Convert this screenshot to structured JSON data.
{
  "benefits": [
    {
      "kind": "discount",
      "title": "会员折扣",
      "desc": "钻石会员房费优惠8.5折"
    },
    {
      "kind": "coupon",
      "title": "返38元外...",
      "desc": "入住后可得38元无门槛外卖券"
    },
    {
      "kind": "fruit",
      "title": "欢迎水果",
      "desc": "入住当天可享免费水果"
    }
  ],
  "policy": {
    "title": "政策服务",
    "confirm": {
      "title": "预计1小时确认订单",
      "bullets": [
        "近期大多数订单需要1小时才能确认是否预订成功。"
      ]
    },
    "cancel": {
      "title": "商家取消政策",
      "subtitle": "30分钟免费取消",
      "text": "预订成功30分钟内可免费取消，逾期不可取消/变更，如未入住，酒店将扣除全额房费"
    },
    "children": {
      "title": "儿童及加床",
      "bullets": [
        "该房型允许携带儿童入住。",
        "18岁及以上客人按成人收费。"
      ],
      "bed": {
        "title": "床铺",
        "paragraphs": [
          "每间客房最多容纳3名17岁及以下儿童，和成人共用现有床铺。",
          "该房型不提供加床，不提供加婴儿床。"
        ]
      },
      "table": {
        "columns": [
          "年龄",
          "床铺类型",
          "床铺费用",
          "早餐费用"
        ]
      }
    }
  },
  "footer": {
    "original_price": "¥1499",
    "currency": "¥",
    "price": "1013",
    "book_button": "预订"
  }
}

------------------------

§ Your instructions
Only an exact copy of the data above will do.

§ Exercise answer
Convert this screenshot to structured JSON data.
{
  "benefits": [
    {
      "kind": "discount",
      "title": "会员折扣",
      "desc": "钻石会员房费优惠8.5折"
    },
    {
      "kind": "coupon",
      "title": "返38元外...",
      "desc": "入住后可得38元无门槛外卖券"
    },
    {
      "kind": "fruit",
      "title": "欢迎水果",
      "desc": "入住当天可享免费水果"
    }
  ],
  "policy": {
    "title": "政策服务",
    "confirm": {
      "title": "预计1小时确认订单",
      "bullets": [
        "近期大多数订单需要1小时才能确认是否预订成功。"
      ]
    },
    "cancel": {
      "title": "商家取消政策",
      "subtitle": "30分钟免费取消",
      "text": "预订成功30分钟内可免费取消，逾期不可取消/变更，如未入住，酒店将扣除全额房费"
    },
    "children": {
      "title": "儿童及加床",
      "bullets": [
        "该房型允许携带儿童入住。",
        "18岁及以上客人按成人收费。"
      ],
      "bed": {
        "title": "床铺",
        "paragraphs": [
          "每间客房最多容纳3名17岁及以下儿童，和成人共用现有床铺。",
          "该房型不提供加床，不提供加婴儿床。"
        ]
      },
      "table": {
        "columns": [
          "年龄",
          "床铺类型",
          "床铺费用",
          "早餐费用"
        ]
      }
    }
  },
  "footer": {
    "original_price": "¥1499",
    "currency": "¥",
    "price": "1013",
    "book_button": "预订"
  }
}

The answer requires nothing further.